Unfortunately, our snake usually embarks on his forays on the days in which we are entertaining guests – but short of calling “Crocodile Hunter,” Steve Irwin, our only practical option is to let the snake wander until it comes home for dinner.

Of course, snakes only snack weekly – and a missing snake can get in real trouble in a week. A recent escape attempt on the eve of a visit from my snake-phobic mother forced us to launch an all-out search for the little critter.

Knowing that snakes will search out heat sources, we searched even the most unlikely sources of heat. But it wasn’t until we crossed the pungent odor that wafted across the hall from washroom that we realized we were on right track.

When my wife and I tipped the washing machine, it became obvious that washing machine transmissions aren’t friendly environments for your average carbon-based life form.
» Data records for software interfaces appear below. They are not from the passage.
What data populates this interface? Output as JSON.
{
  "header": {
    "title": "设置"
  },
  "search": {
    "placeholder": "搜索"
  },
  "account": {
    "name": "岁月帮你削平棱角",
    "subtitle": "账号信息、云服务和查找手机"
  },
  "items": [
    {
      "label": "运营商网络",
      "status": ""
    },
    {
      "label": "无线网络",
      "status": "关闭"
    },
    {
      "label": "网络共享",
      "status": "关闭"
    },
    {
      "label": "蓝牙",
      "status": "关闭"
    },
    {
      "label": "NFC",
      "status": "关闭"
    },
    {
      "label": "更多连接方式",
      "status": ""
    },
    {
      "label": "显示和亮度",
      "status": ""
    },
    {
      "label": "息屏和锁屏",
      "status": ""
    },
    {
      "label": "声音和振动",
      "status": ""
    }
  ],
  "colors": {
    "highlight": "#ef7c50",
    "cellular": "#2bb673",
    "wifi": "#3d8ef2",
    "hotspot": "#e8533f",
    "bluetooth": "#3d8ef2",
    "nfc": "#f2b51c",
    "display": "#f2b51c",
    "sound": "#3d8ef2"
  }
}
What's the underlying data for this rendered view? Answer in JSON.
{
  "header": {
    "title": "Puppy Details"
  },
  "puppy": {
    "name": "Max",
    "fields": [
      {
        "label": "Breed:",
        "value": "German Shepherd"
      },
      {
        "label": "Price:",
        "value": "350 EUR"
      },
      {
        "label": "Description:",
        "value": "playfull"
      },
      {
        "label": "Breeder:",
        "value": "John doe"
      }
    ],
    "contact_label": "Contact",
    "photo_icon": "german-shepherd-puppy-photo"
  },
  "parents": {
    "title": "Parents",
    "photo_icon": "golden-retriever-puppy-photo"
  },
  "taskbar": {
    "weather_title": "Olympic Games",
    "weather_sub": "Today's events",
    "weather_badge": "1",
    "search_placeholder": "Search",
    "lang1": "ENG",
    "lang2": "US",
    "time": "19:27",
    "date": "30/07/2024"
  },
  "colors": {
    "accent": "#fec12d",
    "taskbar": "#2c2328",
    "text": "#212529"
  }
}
Now, I should say if you are blennophobic – afraid of slime – you should really give up on my column because our corn snake looked more like corn syrup – or maybe creamed corn – take your pick.
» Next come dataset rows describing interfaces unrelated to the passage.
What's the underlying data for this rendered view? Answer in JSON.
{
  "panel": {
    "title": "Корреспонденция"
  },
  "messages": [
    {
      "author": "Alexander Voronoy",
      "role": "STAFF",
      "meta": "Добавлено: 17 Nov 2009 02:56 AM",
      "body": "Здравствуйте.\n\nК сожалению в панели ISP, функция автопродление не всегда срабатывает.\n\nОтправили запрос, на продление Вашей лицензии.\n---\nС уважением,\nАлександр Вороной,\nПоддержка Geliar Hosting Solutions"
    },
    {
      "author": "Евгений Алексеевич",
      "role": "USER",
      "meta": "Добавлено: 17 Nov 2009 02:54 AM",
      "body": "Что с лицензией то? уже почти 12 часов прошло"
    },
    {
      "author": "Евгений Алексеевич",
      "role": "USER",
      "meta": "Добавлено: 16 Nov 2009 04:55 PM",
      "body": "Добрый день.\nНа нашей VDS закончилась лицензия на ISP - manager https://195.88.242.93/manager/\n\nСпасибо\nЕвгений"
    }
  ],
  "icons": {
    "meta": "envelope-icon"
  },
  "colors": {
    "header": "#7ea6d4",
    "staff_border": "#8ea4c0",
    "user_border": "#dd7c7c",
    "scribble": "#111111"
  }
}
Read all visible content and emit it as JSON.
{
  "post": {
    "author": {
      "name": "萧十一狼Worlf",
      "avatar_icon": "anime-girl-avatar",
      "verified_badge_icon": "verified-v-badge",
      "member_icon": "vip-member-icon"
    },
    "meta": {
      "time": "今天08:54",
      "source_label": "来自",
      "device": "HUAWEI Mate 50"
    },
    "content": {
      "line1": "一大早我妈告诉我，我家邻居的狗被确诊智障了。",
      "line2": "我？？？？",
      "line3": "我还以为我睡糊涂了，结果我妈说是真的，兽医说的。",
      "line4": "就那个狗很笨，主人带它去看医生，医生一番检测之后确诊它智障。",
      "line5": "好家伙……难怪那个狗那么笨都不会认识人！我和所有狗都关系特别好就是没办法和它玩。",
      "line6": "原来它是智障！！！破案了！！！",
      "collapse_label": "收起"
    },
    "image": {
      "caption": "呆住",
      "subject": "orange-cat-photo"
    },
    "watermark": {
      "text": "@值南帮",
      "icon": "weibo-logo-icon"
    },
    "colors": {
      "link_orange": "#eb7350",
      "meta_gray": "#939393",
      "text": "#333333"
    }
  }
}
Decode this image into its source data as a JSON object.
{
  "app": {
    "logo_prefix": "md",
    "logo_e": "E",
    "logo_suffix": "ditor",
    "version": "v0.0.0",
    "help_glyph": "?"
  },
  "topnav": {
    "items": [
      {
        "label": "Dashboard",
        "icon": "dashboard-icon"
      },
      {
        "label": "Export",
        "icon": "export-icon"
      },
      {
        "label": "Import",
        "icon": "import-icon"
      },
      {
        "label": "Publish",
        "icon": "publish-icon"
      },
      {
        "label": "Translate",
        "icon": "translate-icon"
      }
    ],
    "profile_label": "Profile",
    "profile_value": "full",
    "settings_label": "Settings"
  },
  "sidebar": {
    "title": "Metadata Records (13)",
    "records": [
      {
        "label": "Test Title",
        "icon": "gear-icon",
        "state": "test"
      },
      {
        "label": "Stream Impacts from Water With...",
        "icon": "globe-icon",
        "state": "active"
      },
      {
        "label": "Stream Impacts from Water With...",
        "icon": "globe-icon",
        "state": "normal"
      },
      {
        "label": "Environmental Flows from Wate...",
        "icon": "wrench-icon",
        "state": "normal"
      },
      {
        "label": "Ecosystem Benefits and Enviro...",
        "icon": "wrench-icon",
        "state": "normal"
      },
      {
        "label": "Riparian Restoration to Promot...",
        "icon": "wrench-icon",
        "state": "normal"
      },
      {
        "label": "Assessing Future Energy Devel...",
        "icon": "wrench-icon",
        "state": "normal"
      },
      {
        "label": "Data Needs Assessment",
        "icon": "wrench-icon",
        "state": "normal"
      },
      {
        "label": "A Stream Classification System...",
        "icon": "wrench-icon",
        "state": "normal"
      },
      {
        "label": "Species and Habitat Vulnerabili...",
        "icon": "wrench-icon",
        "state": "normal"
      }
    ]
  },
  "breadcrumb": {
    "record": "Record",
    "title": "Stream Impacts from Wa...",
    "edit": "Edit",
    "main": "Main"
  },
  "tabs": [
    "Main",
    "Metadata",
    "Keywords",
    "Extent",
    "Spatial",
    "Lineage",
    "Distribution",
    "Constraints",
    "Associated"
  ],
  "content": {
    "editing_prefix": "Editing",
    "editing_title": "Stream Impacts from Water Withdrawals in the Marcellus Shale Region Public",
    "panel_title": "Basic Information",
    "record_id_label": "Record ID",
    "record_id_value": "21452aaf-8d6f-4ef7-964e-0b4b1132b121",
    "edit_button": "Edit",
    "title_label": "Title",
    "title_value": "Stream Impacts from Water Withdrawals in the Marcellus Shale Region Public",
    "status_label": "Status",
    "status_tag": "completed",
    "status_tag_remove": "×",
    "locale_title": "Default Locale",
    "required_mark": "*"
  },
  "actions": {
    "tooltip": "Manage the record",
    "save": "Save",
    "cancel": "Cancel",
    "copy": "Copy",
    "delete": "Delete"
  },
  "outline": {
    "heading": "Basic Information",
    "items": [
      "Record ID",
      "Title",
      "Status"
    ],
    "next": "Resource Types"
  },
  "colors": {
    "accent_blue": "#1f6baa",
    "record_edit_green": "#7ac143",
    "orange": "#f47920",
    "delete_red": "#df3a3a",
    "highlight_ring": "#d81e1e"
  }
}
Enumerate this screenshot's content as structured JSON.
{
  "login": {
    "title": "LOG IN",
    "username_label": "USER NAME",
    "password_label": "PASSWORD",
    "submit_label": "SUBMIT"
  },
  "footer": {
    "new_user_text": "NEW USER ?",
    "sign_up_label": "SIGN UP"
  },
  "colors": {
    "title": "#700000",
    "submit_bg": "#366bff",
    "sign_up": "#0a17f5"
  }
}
But most especially if you are olfactophobic – afraid of smells – like the washing machine repairman who came to our house with his shirt pulled up over his face, you needn’t read on.

His only suggestion was that we call a biohazard team.

The problem with calling a biohazard team is that these teams tend to bankrupt small cities. I’d have to do this toxic cleanup myself.

So with cleaners, disinfectants, sponges, paper towels and plastic gloves, I approached our washroom. Opening the door a crack, I took the deodorizer and laid down what we in the military call, “cover fire.”

Holding my emetophobia in check – fear of vomiting – I entered the toxic zone and was quickly driven back by my old nemesis – a gag reflex on a hair trigger.

I know what you’re thinking – “Don’t you work in a hospital?”

Yes, but you have to understand – as a hospital chaplain, my exposure to the gross is fairly antiseptic. I’ve never seen so much as a soiled diaper and I’m not usually present when housekeeping is mopping up “projectile vomiting.”

Bolting from the room, I came to hard stop in front of my wife. She was giving me that look. Men know the look – it’s the same “You’re worthless!” look we get when the keys we’re looking for are in our other hand.

“I’ll do this,” she said, “but you’ll need to get this machine into the backyard where I can work on it.”

“No, problem,” I said – and an hour later, the machine sat in the open air which diluted the smell enough for me to remove the motor, transmission and some thingamabob I didn’t recognize.

True to her brag, my wife spent the next few hours disengaging the remains of this snake just as the sun began to set on this horribly long day.

It had been a day of confronting our fears, including the pet owner’s worst fear – that of losing their pet. Nevertheless, each of us somehow found the courage to push aside our fears and accomplish what some had said couldn’t be done.

When I think of all the things that scare me in this world, I’m grateful that our spiritual beliefs can be a great source of courage. The Christian Paul wrote that “God has not given us the spirit of fear, but of power, and of love, and of a sound mind.”

As for the washing machine – I was struck with a severe case of mechanophobia – fear of machines – so $150 later, a new repairman put the thingamabob back in place.